[Page and application data records]

★ ★ ★ ★ ★ ★ ★

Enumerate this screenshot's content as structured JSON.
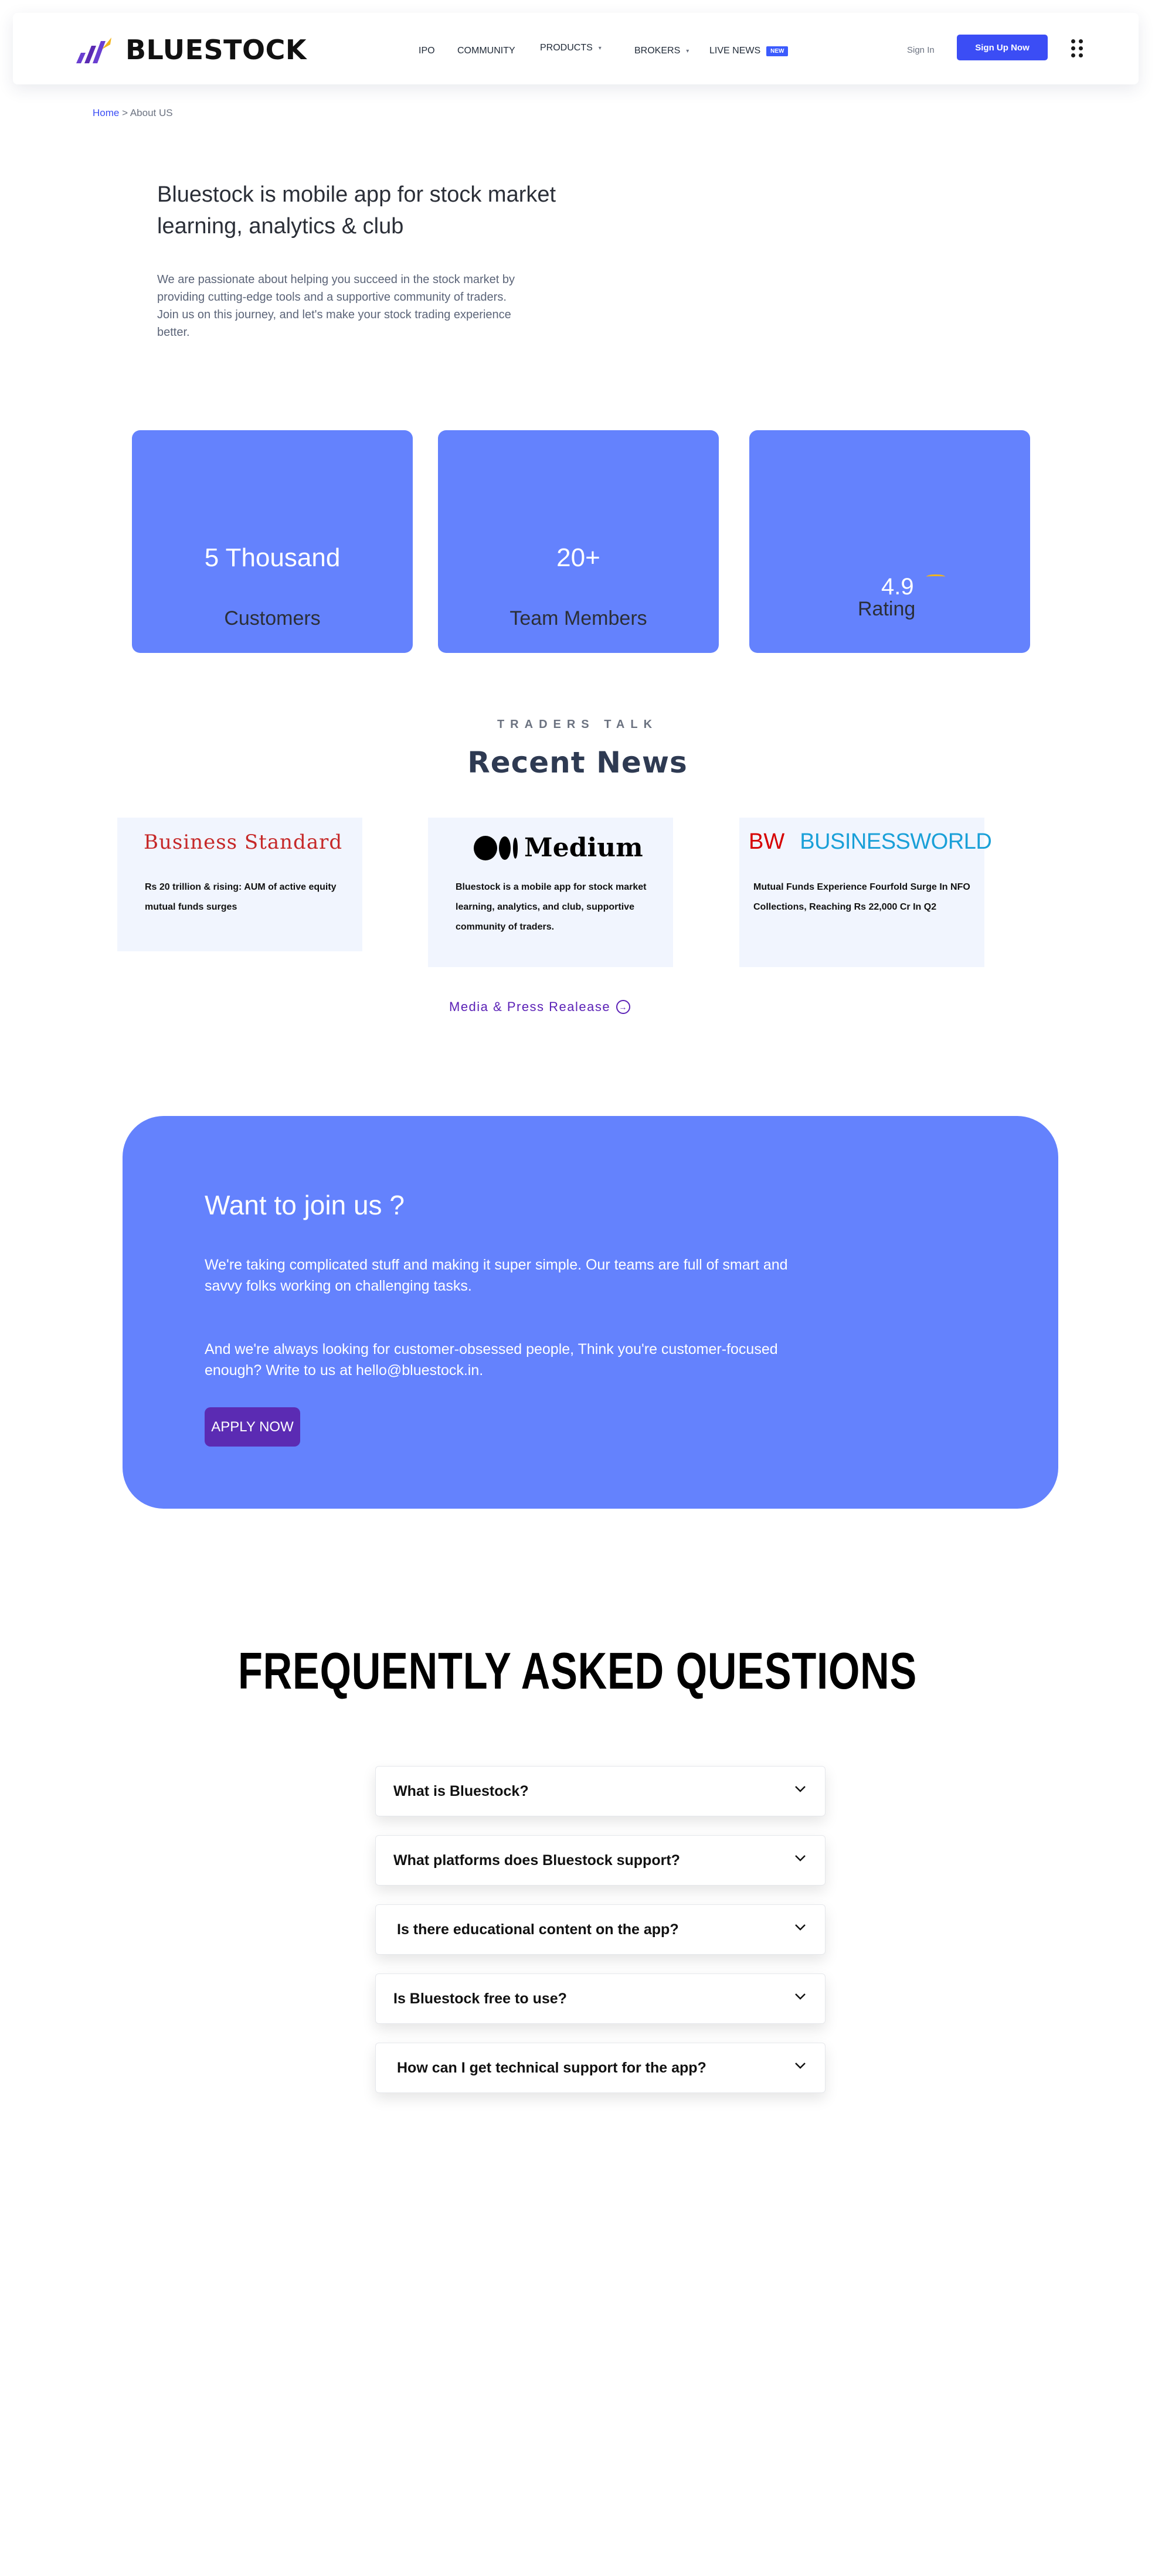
{
  "header": {
    "brand": "BLUESTOCK",
    "nav": [
      {
        "label": "IPO",
        "caret": false,
        "badge": ""
      },
      {
        "label": "COMMUNITY",
        "caret": false,
        "badge": ""
      },
      {
        "label": "PRODUCTS",
        "caret": true,
        "badge": ""
      },
      {
        "label": "BROKERS",
        "caret": true,
        "badge": ""
      },
      {
        "label": "LIVE NEWS",
        "caret": false,
        "badge": "NEW"
      }
    ],
    "sign_in": "Sign In",
    "sign_up": "Sign Up Now"
  },
  "breadcrumb": {
    "home": "Home",
    "separator": ">",
    "current": "About US"
  },
  "intro": {
    "title": "Bluestock is mobile app for stock market learning, analytics & club",
    "text_line1": "We are passionate about helping you succeed in the stock market by providing cutting-edge tools and a supportive community of traders.",
    "text_line2": "Join us on this journey, and let's make your stock trading experience better."
  },
  "stats": [
    {
      "value": "5 Thousand",
      "label": "Customers"
    },
    {
      "value": "20+",
      "label": "Team Members"
    },
    {
      "value": "4.9",
      "label": "Rating"
    }
  ],
  "news": {
    "eyebrow": "TRADERS TALK",
    "title": "Recent News",
    "cards": [
      {
        "source": "Business Standard",
        "text": "Rs 20 trillion & rising: AUM of active equity mutual funds surges"
      },
      {
        "source": "Medium",
        "text": "Bluestock is a mobile app for stock market learning, analytics, and club, supportive community of traders."
      },
      {
        "source_short": "BW",
        "source": "BUSINESSWORLD",
        "text": "Mutual Funds Experience Fourfold Surge In NFO Collections, Reaching Rs 22,000 Cr In Q2"
      }
    ],
    "more_link": "Media & Press Realease"
  },
  "join": {
    "title": "Want to join us ?",
    "p1": "We're taking complicated stuff and making it super simple. Our teams are full of smart and savvy folks working on challenging tasks.",
    "p2": "And we're always looking for customer-obsessed people, Think you're customer-focused enough? Write to us at hello@bluestock.in.",
    "button": "APPLY NOW"
  },
  "faq": {
    "title": "FREQUENTLY ASKED QUESTIONS",
    "items": [
      "What is Bluestock?",
      "What platforms does Bluestock support?",
      "Is there educational content on the app?",
      "Is Bluestock free to use?",
      "How can I get technical support for the app?"
    ]
  },
  "colors": {
    "accent": "#3b4df5",
    "card": "#6482fd",
    "purple": "#5b2bb3",
    "news_bg": "#f1f5fe"
  }
}
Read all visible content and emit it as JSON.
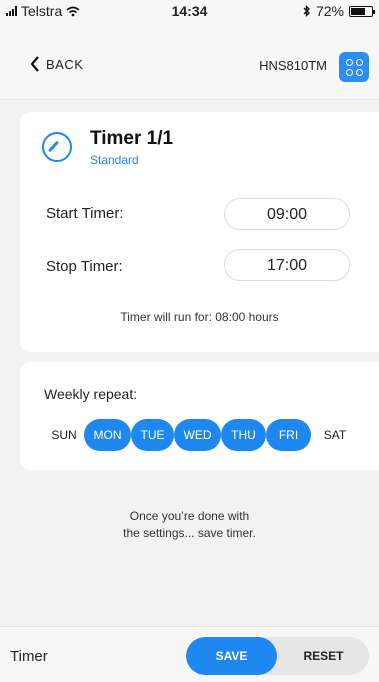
{
  "status_bar": {
    "carrier": "Telstra",
    "time": "14:34",
    "battery_text": "72%",
    "battery_level": 0.72,
    "icons": [
      "signal-icon",
      "wifi-icon",
      "bluetooth-icon",
      "battery-icon"
    ]
  },
  "nav": {
    "back_label": "BACK",
    "model": "HNS810TM",
    "device_icon": "device-grid-icon"
  },
  "timer": {
    "title": "Timer 1/1",
    "subtitle": "Standard",
    "icon": "timer-icon",
    "start_label": "Start Timer:",
    "start_value": "09:00",
    "stop_label": "Stop Timer:",
    "stop_value": "17:00",
    "runtime_text": "Timer will run for: 08:00 hours"
  },
  "repeat": {
    "label": "Weekly repeat:",
    "days": [
      {
        "label": "SUN",
        "selected": false
      },
      {
        "label": "MON",
        "selected": true
      },
      {
        "label": "TUE",
        "selected": true
      },
      {
        "label": "WED",
        "selected": true
      },
      {
        "label": "THU",
        "selected": true
      },
      {
        "label": "FRI",
        "selected": true
      },
      {
        "label": "SAT",
        "selected": false
      }
    ]
  },
  "hint": {
    "line1": "Once you’re done with",
    "line2": "the settings... save timer."
  },
  "footer": {
    "label": "Timer",
    "save_label": "SAVE",
    "reset_label": "RESET"
  },
  "colors": {
    "accent": "#1f87f0",
    "background": "#f2f2f2",
    "card": "#ffffff"
  }
}
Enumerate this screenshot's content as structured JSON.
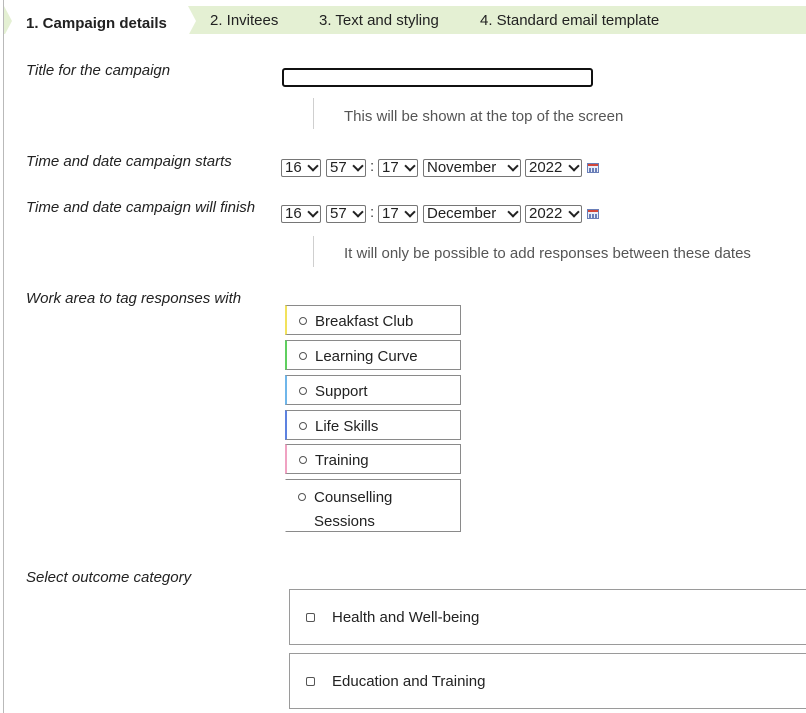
{
  "tabs": [
    {
      "label": "1. Campaign details",
      "active": true
    },
    {
      "label": "2. Invitees"
    },
    {
      "label": "3. Text and styling"
    },
    {
      "label": "4. Standard email template"
    }
  ],
  "title_field": {
    "label": "Title for the campaign",
    "value": "",
    "hint": "This will be shown at the top of the screen"
  },
  "start": {
    "label": "Time and date campaign starts",
    "hour": "16",
    "minute": "57",
    "second": "17",
    "month": "November",
    "year": "2022"
  },
  "finish": {
    "label": "Time and date campaign will finish",
    "hour": "16",
    "minute": "57",
    "second": "17",
    "month": "December",
    "year": "2022",
    "hint": "It will only be possible to add responses between these dates"
  },
  "separator": ":",
  "work_area": {
    "label": "Work area to tag responses with",
    "items": [
      {
        "label": "Breakfast Club",
        "color": "#f2e25c"
      },
      {
        "label": "Learning Curve",
        "color": "#5fcf5f"
      },
      {
        "label": "Support",
        "color": "#6fb6ea"
      },
      {
        "label": "Life Skills",
        "color": "#5d82e0"
      },
      {
        "label": "Training",
        "color": "#f0a2c2"
      },
      {
        "label": "Counselling\nSessions",
        "color": "#ffffff"
      }
    ]
  },
  "outcome": {
    "label": "Select outcome category",
    "items": [
      {
        "label": "Health and Well-being"
      },
      {
        "label": "Education and Training"
      }
    ]
  }
}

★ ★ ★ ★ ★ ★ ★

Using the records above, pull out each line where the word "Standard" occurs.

        "source": "Business Standard",
    "subtitle": "Standard",
      "label": "4. Standard email template"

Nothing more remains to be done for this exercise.